Rupert Christiansen was born in London and educated at King's College, Cambridge. He has written several books, including Prima Donna, Romantic Affinities, Paris Babylon, The Visitors, Arthur Hugh Clough, Pocket Guide to Opera and The Complete Book of Aunts. He is currently opera critic and arts columnist for The Daily Telegraph, dance critic for the Mail on Sunday and a member of the editorial board of Opera magazine. He has contributed to many newspapers and magazines, including the Spectator, TLS, Literary Review, Harpers & Queen, Los Angeles Times, Vanity Fair, The New Yorker and Talk. In 1997, he was elected a Fellow of the Royal Society of Literature. He is the British judge for the Birgit Nilsson Prize.

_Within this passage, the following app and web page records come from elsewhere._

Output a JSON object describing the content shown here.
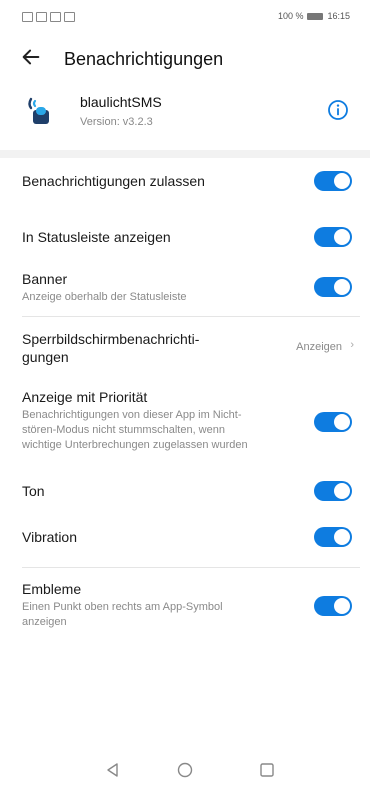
{
  "status_bar": {
    "battery_text": "100 %",
    "time": "16:15"
  },
  "header": {
    "title": "Benachrichtigungen"
  },
  "app": {
    "name": "blaulichtSMS",
    "version": "Version: v3.2.3"
  },
  "settings": {
    "allow": {
      "title": "Benachrichtigungen zulassen",
      "enabled": true
    },
    "statusbar": {
      "title": "In Statusleiste anzeigen",
      "enabled": true
    },
    "banner": {
      "title": "Banner",
      "subtitle": "Anzeige oberhalb der Statusleiste",
      "enabled": true
    },
    "lockscreen": {
      "title_line1": "Sperrbildschirmbenachrichti-",
      "title_line2": "gungen",
      "value": "Anzeigen"
    },
    "priority": {
      "title": "Anzeige mit Priorität",
      "subtitle_line1": "Benachrichtigungen von dieser App im Nicht-",
      "subtitle_line2": "stören-Modus nicht stummschalten, wenn",
      "subtitle_line3": "wichtige Unterbrechungen zugelassen wurden",
      "enabled": true
    },
    "sound": {
      "title": "Ton",
      "enabled": true
    },
    "vibration": {
      "title": "Vibration",
      "enabled": true
    },
    "badges": {
      "title": "Embleme",
      "subtitle_line1": "Einen Punkt oben rechts am App-Symbol",
      "subtitle_line2": "anzeigen",
      "enabled": true
    }
  },
  "colors": {
    "accent": "#0e7ce0",
    "icon_dark": "#1f3f6a",
    "icon_light": "#2aa7e8"
  }
}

I KNOW YOU'RE GOING TO BE HAPPY: A STORY OF LOVE AND BETRAYAL,, Short Books, 7th March 2013
They married at St Mary Abbots, Kensington, in September 1948, the groom, the ambitious son of the editor of the Express; the bride, the beautiful, somewhat rebellious daughter of blamelessly upstanding family of the provincial middle-middle class. A young man who was pushed forward by family expectation, a young woman pulled back...In this poignant and perceptive portrait of his parents' catastrophically acrimonious divorce, Rupert Christiansen tells the story of a generation. With the narrative power of the likes of The Ice Storm and Revolutionary Road, he chronicles the experience not just of one particular class, but of an era, when the loosening of the stays on middle-class marriage precipitated a rollercoaster decade of heartbreak and loss.
Through this poignant and perceptive portrait of his parents' impassioned marriage and acrimonious divorce, Rupert Christiansen chronicles with novelistic power a generation for whom the experience of the Sixties brought emotional chaos as well as liberation.
A look at English hymns.
Faber & Faber
A compendium of aunthood in all its varieties.
Portraits From an Age 1780-1830
Biography for children.
Faber & Faber
A handy, readable and easy-to-use opera guide containing entries for over a hundred works, both familiar and unfamiliar.